Data records for software interfaces

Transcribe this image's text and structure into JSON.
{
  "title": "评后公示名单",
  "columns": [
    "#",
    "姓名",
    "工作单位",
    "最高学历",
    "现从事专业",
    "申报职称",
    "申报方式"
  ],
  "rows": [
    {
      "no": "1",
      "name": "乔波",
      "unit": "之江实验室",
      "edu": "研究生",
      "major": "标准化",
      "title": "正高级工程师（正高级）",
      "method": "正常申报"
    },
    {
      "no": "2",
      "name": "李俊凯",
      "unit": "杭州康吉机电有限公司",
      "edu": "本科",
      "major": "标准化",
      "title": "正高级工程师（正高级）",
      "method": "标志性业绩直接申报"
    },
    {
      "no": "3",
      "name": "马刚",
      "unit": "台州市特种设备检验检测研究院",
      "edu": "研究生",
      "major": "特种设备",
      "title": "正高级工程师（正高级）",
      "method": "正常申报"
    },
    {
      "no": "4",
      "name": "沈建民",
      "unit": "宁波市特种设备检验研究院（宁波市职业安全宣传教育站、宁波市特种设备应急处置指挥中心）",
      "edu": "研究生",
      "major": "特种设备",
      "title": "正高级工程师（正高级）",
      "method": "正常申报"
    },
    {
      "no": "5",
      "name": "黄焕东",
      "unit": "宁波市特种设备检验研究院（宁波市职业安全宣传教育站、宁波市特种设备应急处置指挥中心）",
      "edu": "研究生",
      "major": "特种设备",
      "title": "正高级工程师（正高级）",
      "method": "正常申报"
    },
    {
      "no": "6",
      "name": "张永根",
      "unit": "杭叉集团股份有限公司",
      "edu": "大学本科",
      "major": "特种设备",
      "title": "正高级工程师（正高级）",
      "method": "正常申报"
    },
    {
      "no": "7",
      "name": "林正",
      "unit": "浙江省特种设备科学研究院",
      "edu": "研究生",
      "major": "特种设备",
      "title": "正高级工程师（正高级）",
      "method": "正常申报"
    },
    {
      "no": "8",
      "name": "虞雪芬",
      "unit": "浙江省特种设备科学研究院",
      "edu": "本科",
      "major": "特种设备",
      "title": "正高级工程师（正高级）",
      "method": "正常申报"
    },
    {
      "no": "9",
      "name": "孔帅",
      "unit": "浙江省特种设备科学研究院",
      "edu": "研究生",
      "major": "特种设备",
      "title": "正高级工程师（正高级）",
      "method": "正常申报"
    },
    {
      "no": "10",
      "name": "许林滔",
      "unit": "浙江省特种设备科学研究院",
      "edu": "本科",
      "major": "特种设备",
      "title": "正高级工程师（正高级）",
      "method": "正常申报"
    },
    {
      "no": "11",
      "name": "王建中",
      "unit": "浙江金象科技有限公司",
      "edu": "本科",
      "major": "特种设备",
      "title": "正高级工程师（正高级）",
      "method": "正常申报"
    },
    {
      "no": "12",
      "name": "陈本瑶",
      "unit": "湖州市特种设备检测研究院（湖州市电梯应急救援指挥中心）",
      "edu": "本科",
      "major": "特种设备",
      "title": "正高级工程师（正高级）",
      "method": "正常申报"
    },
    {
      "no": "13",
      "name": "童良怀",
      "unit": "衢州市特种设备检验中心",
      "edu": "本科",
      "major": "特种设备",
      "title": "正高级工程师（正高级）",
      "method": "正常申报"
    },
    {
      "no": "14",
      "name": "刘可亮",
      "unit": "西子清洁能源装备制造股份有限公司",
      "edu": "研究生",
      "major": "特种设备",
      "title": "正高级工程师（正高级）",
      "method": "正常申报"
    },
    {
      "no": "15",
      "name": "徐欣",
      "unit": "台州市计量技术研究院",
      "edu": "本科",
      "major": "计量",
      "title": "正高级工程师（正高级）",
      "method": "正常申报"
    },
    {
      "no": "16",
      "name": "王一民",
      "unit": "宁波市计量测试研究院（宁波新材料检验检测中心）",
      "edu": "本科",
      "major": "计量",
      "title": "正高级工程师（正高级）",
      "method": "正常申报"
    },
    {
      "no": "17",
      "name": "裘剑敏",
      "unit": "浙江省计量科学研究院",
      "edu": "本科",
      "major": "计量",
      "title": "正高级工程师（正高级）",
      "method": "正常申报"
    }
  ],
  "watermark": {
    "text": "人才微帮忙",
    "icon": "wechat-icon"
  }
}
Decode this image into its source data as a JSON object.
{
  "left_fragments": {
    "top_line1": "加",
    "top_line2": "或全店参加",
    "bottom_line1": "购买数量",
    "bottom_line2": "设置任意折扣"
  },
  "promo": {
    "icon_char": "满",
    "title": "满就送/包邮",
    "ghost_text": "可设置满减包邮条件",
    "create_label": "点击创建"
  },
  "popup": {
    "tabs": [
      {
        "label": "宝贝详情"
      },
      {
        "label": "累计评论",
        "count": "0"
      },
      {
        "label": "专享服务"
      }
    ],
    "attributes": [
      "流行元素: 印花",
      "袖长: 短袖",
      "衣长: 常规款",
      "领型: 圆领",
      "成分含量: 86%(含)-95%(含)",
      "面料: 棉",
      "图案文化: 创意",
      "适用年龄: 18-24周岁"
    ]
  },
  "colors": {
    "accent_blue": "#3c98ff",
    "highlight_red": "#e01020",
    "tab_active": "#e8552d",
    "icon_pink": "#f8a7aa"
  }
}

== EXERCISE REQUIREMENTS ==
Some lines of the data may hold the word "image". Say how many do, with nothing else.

== RESPONSE ==
2